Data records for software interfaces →
------------------------------------

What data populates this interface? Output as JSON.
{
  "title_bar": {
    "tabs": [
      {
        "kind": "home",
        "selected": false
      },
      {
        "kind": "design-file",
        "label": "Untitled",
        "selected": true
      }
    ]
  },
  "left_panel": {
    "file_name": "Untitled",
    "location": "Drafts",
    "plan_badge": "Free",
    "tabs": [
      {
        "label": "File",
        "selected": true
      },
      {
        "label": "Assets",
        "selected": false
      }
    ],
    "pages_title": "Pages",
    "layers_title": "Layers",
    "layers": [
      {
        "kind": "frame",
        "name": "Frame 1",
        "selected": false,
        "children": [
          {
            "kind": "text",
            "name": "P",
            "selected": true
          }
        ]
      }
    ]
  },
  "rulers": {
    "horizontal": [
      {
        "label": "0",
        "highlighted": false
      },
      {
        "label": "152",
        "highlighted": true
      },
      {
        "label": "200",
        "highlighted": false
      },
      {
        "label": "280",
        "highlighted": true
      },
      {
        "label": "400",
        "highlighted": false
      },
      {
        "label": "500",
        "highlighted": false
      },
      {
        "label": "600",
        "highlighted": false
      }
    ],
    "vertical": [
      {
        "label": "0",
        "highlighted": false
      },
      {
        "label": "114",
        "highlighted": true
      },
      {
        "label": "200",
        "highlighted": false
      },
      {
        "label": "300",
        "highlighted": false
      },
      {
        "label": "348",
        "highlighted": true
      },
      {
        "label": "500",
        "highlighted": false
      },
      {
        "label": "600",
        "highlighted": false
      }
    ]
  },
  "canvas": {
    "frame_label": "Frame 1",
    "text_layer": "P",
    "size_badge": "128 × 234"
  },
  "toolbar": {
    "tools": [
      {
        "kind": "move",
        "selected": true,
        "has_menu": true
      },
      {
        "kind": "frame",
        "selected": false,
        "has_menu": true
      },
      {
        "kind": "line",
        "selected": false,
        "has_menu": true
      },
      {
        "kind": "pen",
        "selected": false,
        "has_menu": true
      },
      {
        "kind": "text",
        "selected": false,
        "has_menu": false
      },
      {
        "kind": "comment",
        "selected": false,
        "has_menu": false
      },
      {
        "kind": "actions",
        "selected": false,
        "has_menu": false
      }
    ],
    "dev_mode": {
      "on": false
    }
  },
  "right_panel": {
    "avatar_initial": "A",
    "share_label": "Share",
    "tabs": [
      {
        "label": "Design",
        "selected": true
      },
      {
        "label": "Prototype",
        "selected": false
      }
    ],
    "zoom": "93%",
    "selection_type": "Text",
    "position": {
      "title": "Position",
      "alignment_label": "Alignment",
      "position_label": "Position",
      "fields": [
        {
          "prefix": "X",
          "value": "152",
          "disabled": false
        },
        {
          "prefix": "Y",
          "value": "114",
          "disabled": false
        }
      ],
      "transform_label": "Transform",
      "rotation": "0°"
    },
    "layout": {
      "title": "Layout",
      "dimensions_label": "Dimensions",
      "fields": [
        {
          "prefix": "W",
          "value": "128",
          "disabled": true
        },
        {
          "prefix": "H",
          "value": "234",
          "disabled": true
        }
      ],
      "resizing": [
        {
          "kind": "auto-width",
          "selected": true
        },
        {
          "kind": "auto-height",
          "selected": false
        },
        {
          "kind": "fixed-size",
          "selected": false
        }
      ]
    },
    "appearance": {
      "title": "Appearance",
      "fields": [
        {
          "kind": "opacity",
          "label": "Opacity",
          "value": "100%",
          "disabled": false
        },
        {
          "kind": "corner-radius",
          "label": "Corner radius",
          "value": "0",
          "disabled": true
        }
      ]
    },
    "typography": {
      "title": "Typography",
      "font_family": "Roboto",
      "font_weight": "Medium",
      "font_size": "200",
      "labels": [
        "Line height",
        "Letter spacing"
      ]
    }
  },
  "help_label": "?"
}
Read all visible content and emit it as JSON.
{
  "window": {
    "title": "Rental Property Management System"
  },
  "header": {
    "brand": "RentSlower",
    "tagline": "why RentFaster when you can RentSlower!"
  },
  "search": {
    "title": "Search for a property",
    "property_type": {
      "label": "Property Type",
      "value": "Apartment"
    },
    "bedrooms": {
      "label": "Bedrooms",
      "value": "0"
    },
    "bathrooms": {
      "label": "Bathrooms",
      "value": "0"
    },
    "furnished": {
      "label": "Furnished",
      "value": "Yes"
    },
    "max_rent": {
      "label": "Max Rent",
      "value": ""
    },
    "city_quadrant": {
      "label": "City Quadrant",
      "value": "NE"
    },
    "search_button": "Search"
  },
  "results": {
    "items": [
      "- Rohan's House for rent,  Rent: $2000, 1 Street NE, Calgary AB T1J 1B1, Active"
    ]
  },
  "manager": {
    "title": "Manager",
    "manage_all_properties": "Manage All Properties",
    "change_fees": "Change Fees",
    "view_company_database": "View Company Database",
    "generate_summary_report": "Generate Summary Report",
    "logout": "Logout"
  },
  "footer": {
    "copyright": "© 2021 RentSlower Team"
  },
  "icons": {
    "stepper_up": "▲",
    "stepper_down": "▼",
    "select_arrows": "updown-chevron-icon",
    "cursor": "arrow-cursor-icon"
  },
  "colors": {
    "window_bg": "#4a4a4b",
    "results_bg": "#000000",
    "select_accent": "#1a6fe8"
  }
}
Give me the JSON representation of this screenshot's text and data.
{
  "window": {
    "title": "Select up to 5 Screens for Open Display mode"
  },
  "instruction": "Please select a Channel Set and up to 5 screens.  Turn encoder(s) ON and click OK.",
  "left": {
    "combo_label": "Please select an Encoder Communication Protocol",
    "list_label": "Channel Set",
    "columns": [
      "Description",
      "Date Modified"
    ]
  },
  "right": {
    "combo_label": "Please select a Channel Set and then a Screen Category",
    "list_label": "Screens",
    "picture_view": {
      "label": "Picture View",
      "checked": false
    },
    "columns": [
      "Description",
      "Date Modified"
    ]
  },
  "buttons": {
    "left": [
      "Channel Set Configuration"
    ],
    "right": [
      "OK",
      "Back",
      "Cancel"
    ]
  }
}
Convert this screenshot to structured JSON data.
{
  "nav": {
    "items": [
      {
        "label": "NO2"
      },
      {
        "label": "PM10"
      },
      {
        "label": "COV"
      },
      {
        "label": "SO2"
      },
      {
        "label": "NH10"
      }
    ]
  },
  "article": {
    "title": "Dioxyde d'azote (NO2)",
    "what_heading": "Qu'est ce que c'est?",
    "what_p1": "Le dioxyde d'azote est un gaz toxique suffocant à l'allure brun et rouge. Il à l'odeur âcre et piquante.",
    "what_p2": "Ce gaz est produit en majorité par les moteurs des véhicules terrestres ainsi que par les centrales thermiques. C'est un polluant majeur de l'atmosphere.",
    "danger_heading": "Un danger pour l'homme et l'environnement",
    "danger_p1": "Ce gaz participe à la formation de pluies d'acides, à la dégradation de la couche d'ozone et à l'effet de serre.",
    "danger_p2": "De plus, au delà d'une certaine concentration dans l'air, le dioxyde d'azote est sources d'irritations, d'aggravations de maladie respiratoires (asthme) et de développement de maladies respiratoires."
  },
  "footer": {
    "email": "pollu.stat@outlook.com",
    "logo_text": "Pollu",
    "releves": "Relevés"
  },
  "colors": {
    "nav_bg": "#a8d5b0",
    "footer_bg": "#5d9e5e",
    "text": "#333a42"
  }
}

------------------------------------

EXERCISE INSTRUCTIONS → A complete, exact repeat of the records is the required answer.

ANSWER TO THIS PROBLEM →
What data populates this interface? Output as JSON.
{
  "title_bar": {
    "tabs": [
      {
        "kind": "home",
        "selected": false
      },
      {
        "kind": "design-file",
        "label": "Untitled",
        "selected": true
      }
    ]
  },
  "left_panel": {
    "file_name": "Untitled",
    "location": "Drafts",
    "plan_badge": "Free",
    "tabs": [
      {
        "label": "File",
        "selected": true
      },
      {
        "label": "Assets",
        "selected": false
      }
    ],
    "pages_title": "Pages",
    "layers_title": "Layers",
    "layers": [
      {
        "kind": "frame",
        "name": "Frame 1",
        "selected": false,
        "children": [
          {
            "kind": "text",
            "name": "P",
            "selected": true
          }
        ]
      }
    ]
  },
  "rulers": {
    "horizontal": [
      {
        "label": "0",
        "highlighted": false
      },
      {
        "label": "152",
        "highlighted": true
      },
      {
        "label": "200",
        "highlighted": false
      },
      {
        "label": "280",
        "highlighted": true
      },
      {
        "label": "400",
        "highlighted": false
      },
      {
        "label": "500",
        "highlighted": false
      },
      {
        "label": "600",
        "highlighted": false
      }
    ],
    "vertical": [
      {
        "label": "0",
        "highlighted": false
      },
      {
        "label": "114",
        "highlighted": true
      },
      {
        "label": "200",
        "highlighted": false
      },
      {
        "label": "300",
        "highlighted": false
      },
      {
        "label": "348",
        "highlighted": true
      },
      {
        "label": "500",
        "highlighted": false
      },
      {
        "label": "600",
        "highlighted": false
      }
    ]
  },
  "canvas": {
    "frame_label": "Frame 1",
    "text_layer": "P",
    "size_badge": "128 × 234"
  },
  "toolbar": {
    "tools": [
      {
        "kind": "move",
        "selected": true,
        "has_menu": true
      },
      {
        "kind": "frame",
        "selected": false,
        "has_menu": true
      },
      {
        "kind": "line",
        "selected": false,
        "has_menu": true
      },
      {
        "kind": "pen",
        "selected": false,
        "has_menu": true
      },
      {
        "kind": "text",
        "selected": false,
        "has_menu": false
      },
      {
        "kind": "comment",
        "selected": false,
        "has_menu": false
      },
      {
        "kind": "actions",
        "selected": false,
        "has_menu": false
      }
    ],
    "dev_mode": {
      "on": false
    }
  },
  "right_panel": {
    "avatar_initial": "A",
    "share_label": "Share",
    "tabs": [
      {
        "label": "Design",
        "selected": true
      },
      {
        "label": "Prototype",
        "selected": false
      }
    ],
    "zoom": "93%",
    "selection_type": "Text",
    "position": {
      "title": "Position",
      "alignment_label": "Alignment",
      "position_label": "Position",
      "fields": [
        {
          "prefix": "X",
          "value": "152",
          "disabled": false
        },
        {
          "prefix": "Y",
          "value": "114",
          "disabled": false
        }
      ],
      "transform_label": "Transform",
      "rotation": "0°"
    },
    "layout": {
      "title": "Layout",
      "dimensions_label": "Dimensions",
      "fields": [
        {
          "prefix": "W",
          "value": "128",
          "disabled": true
        },
        {
          "prefix": "H",
          "value": "234",
          "disabled": true
        }
      ],
      "resizing": [
        {
          "kind": "auto-width",
          "selected": true
        },
        {
          "kind": "auto-height",
          "selected": false
        },
        {
          "kind": "fixed-size",
          "selected": false
        }
      ]
    },
    "appearance": {
      "title": "Appearance",
      "fields": [
        {
          "kind": "opacity",
          "label": "Opacity",
          "value": "100%",
          "disabled": false
        },
        {
          "kind": "corner-radius",
          "label": "Corner radius",
          "value": "0",
          "disabled": true
        }
      ]
    },
    "typography": {
      "title": "Typography",
      "font_family": "Roboto",
      "font_weight": "Medium",
      "font_size": "200",
      "labels": [
        "Line height",
        "Letter spacing"
      ]
    }
  },
  "help_label": "?"
}
Read all visible content and emit it as JSON.
{
  "window": {
    "title": "Rental Property Management System"
  },
  "header": {
    "brand": "RentSlower",
    "tagline": "why RentFaster when you can RentSlower!"
  },
  "search": {
    "title": "Search for a property",
    "property_type": {
      "label": "Property Type",
      "value": "Apartment"
    },
    "bedrooms": {
      "label": "Bedrooms",
      "value": "0"
    },
    "bathrooms": {
      "label": "Bathrooms",
      "value": "0"
    },
    "furnished": {
      "label": "Furnished",
      "value": "Yes"
    },
    "max_rent": {
      "label": "Max Rent",
      "value": ""
    },
    "city_quadrant": {
      "label": "City Quadrant",
      "value": "NE"
    },
    "search_button": "Search"
  },
  "results": {
    "items": [
      "- Rohan's House for rent,  Rent: $2000, 1 Street NE, Calgary AB T1J 1B1, Active"
    ]
  },
  "manager": {
    "title": "Manager",
    "manage_all_properties": "Manage All Properties",
    "change_fees": "Change Fees",
    "view_company_database": "View Company Database",
    "generate_summary_report": "Generate Summary Report",
    "logout": "Logout"
  },
  "footer": {
    "copyright": "© 2021 RentSlower Team"
  },
  "icons": {
    "stepper_up": "▲",
    "stepper_down": "▼",
    "select_arrows": "updown-chevron-icon",
    "cursor": "arrow-cursor-icon"
  },
  "colors": {
    "window_bg": "#4a4a4b",
    "results_bg": "#000000",
    "select_accent": "#1a6fe8"
  }
}
Give me the JSON representation of this screenshot's text and data.
{
  "window": {
    "title": "Select up to 5 Screens for Open Display mode"
  },
  "instruction": "Please select a Channel Set and up to 5 screens.  Turn encoder(s) ON and click OK.",
  "left": {
    "combo_label": "Please select an Encoder Communication Protocol",
    "list_label": "Channel Set",
    "columns": [
      "Description",
      "Date Modified"
    ]
  },
  "right": {
    "combo_label": "Please select a Channel Set and then a Screen Category",
    "list_label": "Screens",
    "picture_view": {
      "label": "Picture View",
      "checked": false
    },
    "columns": [
      "Description",
      "Date Modified"
    ]
  },
  "buttons": {
    "left": [
      "Channel Set Configuration"
    ],
    "right": [
      "OK",
      "Back",
      "Cancel"
    ]
  }
}
Convert this screenshot to structured JSON data.
{
  "nav": {
    "items": [
      {
        "label": "NO2"
      },
      {
        "label": "PM10"
      },
      {
        "label": "COV"
      },
      {
        "label": "SO2"
      },
      {
        "label": "NH10"
      }
    ]
  },
  "article": {
    "title": "Dioxyde d'azote (NO2)",
    "what_heading": "Qu'est ce que c'est?",
    "what_p1": "Le dioxyde d'azote est un gaz toxique suffocant à l'allure brun et rouge. Il à l'odeur âcre et piquante.",
    "what_p2": "Ce gaz est produit en majorité par les moteurs des véhicules terrestres ainsi que par les centrales thermiques. C'est un polluant majeur de l'atmosphere.",
    "danger_heading": "Un danger pour l'homme et l'environnement",
    "danger_p1": "Ce gaz participe à la formation de pluies d'acides, à la dégradation de la couche d'ozone et à l'effet de serre.",
    "danger_p2": "De plus, au delà d'une certaine concentration dans l'air, le dioxyde d'azote est sources d'irritations, d'aggravations de maladie respiratoires (asthme) et de développement de maladies respiratoires."
  },
  "footer": {
    "email": "pollu.stat@outlook.com",
    "logo_text": "Pollu",
    "releves": "Relevés"
  },
  "colors": {
    "nav_bg": "#a8d5b0",
    "footer_bg": "#5d9e5e",
    "text": "#333a42"
  }
}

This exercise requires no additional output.